If you have diabetes, get a flu shot

By Sara J. Carlson, R.N., C.D.E. November 5, 2015

It's that time of year again. Peak flu season generally runs from late November to March.

Influenza can cause severe illness and life-threatening complications in many people, especially those with other health conditions such as diabetes.

Because diabetes can make the immune system less able to fight infection, people with diabetes are at increased risk for developing serious flu complications such as pneumonia, bronchitis, sinus infections and ear infections.

The Centers for Disease Control and Prevention (CDC) recommends that people with either Type 1 or Type 2 diabetes, who are 6 months and older, get a flu vaccine.

According to the CDC, flu shots are approved for use in people with diabetes and the flu shot has a long established safety record in people with diabetes.

There is a precaution against giving the nasal spray flu vaccine to people with diabetes because its safety in people with diabetes and some other high risk conditions hasn't been established.

To help prevent the spread of flu:

  • Avoid close contact with sick people.
  • If you are sick with flu–like illness, stay home for at least 24 hours after your fever is gone except to get medical care or for other necessities and limit contact with others as much as possible to keep from infecting them.
  • Cover your nose and mouth with a tissue when you cough or sneeze. Throw the tissue in the trash after you use it.
  • Wash your hands often with soap and water. If soap and water aren't available, use an alcohol-based hand rub.
  • Avoid touching your eyes, nose and mouth. Germs spread this way.

If you get sick, antiviral drugs can make your illness milder and make you feel better faster.

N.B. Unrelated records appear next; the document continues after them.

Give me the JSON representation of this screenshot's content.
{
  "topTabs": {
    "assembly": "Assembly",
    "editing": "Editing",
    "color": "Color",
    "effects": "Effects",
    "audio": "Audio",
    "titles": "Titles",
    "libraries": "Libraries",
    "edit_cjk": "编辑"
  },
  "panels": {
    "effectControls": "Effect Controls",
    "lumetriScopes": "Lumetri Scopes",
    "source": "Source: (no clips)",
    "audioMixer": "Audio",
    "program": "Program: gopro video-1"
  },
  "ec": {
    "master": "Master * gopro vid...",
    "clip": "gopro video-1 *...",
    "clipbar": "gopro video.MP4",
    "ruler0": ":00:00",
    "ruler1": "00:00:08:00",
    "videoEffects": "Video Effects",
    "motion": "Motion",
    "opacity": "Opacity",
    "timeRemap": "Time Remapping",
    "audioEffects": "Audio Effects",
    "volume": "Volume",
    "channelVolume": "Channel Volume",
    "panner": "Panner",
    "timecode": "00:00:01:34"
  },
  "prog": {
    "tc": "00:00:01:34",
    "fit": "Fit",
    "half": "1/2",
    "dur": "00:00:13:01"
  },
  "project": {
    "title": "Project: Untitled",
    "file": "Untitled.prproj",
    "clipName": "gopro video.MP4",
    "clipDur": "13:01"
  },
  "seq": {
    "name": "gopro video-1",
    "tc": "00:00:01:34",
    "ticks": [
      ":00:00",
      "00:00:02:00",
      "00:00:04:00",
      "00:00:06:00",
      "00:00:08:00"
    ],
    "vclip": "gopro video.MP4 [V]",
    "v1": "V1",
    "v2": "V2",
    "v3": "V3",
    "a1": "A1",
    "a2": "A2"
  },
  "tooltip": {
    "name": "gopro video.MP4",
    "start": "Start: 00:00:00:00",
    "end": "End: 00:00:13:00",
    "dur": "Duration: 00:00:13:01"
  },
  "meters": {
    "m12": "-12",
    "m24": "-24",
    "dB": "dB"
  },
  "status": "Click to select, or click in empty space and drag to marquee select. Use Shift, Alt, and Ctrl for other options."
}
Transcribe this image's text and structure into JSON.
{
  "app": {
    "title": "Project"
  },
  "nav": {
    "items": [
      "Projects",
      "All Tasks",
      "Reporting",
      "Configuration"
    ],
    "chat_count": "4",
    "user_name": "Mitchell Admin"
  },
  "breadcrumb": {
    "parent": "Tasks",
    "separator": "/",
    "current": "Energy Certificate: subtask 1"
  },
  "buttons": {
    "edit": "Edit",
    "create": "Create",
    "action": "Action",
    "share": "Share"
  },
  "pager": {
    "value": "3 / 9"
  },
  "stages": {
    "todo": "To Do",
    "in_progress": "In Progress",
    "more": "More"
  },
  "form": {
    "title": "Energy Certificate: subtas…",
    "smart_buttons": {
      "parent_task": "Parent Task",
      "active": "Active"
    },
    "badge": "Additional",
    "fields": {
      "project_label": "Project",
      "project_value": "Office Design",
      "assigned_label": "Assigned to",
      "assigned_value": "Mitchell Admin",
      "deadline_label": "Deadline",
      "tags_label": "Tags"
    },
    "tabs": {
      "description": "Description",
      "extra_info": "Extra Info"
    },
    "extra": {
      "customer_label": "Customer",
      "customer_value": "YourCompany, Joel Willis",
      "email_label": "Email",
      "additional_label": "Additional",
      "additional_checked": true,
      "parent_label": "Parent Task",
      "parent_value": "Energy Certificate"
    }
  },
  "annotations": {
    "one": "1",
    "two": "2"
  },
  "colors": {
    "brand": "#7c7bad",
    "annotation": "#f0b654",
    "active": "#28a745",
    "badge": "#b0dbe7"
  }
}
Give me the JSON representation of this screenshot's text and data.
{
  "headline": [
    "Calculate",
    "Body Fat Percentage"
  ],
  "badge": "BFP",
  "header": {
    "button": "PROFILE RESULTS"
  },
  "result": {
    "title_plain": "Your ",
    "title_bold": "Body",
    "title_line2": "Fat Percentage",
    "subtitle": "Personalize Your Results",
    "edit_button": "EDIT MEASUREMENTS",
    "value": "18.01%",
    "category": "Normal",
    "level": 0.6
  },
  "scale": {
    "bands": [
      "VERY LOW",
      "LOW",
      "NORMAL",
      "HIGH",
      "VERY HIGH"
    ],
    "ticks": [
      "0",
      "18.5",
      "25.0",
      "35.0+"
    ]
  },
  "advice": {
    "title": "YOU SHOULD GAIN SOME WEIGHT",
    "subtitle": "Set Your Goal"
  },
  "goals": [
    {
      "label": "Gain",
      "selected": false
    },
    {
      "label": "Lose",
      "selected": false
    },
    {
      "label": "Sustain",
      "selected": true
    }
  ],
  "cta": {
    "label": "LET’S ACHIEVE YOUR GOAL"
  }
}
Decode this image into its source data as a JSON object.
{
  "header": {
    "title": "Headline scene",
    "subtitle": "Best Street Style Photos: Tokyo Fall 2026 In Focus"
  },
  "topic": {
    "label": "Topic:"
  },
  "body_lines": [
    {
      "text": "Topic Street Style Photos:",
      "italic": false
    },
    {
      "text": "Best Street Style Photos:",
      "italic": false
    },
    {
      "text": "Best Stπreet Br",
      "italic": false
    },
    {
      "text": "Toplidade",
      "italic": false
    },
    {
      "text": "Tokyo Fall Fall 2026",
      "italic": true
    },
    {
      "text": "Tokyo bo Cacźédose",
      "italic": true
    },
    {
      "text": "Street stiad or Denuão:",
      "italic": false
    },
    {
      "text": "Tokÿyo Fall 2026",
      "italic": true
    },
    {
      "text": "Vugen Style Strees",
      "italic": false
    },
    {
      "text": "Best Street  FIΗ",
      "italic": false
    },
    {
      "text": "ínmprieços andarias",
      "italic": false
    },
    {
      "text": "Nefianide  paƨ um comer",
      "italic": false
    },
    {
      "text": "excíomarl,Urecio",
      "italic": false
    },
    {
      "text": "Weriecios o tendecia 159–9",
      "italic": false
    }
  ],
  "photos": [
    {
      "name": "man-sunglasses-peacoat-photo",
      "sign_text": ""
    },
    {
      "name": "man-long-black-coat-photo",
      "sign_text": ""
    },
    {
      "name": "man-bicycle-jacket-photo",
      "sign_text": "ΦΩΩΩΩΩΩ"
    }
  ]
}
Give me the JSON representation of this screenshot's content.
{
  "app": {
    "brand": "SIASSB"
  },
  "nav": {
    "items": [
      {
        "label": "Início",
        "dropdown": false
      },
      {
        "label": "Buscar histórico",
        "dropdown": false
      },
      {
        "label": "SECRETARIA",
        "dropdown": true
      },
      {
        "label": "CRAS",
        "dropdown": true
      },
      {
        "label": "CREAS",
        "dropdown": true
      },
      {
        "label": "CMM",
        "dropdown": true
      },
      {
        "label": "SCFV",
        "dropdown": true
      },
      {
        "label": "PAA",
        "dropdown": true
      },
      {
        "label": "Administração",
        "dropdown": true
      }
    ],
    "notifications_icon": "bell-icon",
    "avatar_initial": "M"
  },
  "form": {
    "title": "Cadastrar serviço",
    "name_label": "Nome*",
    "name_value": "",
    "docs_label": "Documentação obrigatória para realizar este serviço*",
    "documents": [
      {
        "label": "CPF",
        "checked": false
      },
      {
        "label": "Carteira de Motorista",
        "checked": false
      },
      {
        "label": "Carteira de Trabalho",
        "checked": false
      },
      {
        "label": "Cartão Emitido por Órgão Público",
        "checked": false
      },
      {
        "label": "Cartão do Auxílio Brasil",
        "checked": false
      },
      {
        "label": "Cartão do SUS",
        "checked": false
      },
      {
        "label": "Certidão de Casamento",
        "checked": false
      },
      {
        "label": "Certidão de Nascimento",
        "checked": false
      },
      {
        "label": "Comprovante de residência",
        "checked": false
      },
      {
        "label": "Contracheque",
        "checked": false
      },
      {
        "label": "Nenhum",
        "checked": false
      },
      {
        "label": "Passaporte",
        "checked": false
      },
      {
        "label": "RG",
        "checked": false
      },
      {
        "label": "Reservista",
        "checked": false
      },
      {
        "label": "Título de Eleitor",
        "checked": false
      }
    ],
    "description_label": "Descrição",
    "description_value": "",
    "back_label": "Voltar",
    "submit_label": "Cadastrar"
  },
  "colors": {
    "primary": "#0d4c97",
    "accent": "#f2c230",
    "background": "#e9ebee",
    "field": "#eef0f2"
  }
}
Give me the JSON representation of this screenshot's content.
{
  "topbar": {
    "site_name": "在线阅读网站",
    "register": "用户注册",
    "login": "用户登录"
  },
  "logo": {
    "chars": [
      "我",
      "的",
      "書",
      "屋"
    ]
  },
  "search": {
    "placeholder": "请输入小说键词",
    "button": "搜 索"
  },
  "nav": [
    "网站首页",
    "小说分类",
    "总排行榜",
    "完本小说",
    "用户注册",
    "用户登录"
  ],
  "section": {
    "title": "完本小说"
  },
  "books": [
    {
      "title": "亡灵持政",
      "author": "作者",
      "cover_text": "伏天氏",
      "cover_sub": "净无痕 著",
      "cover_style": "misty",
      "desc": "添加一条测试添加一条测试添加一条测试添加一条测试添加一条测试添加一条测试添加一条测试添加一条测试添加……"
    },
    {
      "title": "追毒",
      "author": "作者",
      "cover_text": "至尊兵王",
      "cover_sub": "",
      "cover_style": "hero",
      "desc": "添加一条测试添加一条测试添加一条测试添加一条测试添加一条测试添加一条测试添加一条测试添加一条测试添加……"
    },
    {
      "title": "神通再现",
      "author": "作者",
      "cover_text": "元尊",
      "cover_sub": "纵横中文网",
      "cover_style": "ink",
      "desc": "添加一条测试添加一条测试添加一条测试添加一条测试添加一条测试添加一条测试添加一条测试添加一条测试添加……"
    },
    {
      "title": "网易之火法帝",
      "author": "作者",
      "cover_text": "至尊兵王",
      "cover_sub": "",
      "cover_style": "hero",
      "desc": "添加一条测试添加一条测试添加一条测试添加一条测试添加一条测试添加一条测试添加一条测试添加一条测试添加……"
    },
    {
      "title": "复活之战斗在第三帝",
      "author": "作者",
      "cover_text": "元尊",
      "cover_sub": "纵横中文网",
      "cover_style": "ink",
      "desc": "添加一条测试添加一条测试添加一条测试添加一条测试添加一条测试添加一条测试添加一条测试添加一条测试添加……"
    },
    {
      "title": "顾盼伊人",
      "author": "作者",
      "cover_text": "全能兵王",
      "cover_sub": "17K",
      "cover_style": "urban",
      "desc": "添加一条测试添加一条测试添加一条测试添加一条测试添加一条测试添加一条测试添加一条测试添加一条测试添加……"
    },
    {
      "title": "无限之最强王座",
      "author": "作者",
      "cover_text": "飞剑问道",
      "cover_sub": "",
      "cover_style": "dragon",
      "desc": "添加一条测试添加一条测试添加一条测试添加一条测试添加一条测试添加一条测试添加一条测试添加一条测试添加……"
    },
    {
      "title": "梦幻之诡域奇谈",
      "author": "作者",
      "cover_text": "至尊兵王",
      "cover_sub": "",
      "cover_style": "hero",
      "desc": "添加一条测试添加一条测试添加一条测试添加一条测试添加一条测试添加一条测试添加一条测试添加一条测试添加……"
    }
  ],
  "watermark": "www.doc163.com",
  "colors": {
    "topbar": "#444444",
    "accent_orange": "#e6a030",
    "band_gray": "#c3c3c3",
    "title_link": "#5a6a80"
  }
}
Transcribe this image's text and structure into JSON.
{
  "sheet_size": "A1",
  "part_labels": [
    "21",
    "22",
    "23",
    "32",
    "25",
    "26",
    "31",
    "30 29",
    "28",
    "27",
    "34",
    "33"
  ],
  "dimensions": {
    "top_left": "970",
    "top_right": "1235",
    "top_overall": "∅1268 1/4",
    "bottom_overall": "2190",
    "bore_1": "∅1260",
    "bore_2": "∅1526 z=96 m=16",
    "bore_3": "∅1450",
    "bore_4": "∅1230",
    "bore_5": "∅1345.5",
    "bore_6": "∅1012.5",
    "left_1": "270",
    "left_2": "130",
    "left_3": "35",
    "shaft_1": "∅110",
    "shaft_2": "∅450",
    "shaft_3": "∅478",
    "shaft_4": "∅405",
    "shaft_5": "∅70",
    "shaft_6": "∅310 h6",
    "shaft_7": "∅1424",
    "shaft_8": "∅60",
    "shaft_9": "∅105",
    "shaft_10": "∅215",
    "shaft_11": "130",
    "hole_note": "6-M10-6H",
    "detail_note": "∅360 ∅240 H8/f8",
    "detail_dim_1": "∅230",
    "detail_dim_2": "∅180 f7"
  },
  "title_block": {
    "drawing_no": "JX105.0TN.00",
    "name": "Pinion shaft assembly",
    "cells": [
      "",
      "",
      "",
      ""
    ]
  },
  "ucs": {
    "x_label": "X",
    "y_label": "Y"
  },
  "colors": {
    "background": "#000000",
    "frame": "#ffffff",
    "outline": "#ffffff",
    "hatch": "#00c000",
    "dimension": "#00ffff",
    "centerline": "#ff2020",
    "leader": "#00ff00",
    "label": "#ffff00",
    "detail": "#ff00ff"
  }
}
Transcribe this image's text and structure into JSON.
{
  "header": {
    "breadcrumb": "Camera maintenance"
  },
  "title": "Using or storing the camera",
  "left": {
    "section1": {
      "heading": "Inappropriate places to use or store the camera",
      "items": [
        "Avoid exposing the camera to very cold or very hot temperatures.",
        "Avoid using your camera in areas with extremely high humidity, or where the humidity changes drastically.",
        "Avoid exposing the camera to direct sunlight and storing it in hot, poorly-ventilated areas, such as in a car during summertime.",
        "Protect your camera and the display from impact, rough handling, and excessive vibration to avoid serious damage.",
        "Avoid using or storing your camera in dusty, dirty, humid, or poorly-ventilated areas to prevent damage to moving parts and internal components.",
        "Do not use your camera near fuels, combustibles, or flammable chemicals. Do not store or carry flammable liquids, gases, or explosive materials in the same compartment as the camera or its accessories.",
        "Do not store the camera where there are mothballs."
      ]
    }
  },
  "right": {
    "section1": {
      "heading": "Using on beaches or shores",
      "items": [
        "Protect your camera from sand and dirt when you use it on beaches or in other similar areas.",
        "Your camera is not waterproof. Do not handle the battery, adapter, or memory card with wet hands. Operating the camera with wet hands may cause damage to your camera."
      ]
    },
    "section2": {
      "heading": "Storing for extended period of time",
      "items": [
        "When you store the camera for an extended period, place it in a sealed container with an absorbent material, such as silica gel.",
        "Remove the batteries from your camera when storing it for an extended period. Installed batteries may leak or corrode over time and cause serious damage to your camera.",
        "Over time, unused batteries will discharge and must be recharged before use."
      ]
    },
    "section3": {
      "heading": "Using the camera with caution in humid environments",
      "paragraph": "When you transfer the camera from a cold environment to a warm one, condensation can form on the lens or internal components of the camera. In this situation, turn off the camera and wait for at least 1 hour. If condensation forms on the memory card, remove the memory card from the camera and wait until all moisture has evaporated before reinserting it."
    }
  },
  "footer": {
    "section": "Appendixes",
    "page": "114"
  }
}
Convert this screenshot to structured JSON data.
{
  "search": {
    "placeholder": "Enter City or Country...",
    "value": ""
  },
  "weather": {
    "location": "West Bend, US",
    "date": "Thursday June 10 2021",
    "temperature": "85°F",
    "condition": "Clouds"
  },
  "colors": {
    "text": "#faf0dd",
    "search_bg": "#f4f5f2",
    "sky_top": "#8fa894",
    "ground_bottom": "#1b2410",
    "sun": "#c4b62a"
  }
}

Studies show that flu antiviral drugs work best when started within 2 days of getting sick, so contact your health care provider promptly if you have diabetes and flu-like symptoms.

Warm regards,

Nov. 05, 2015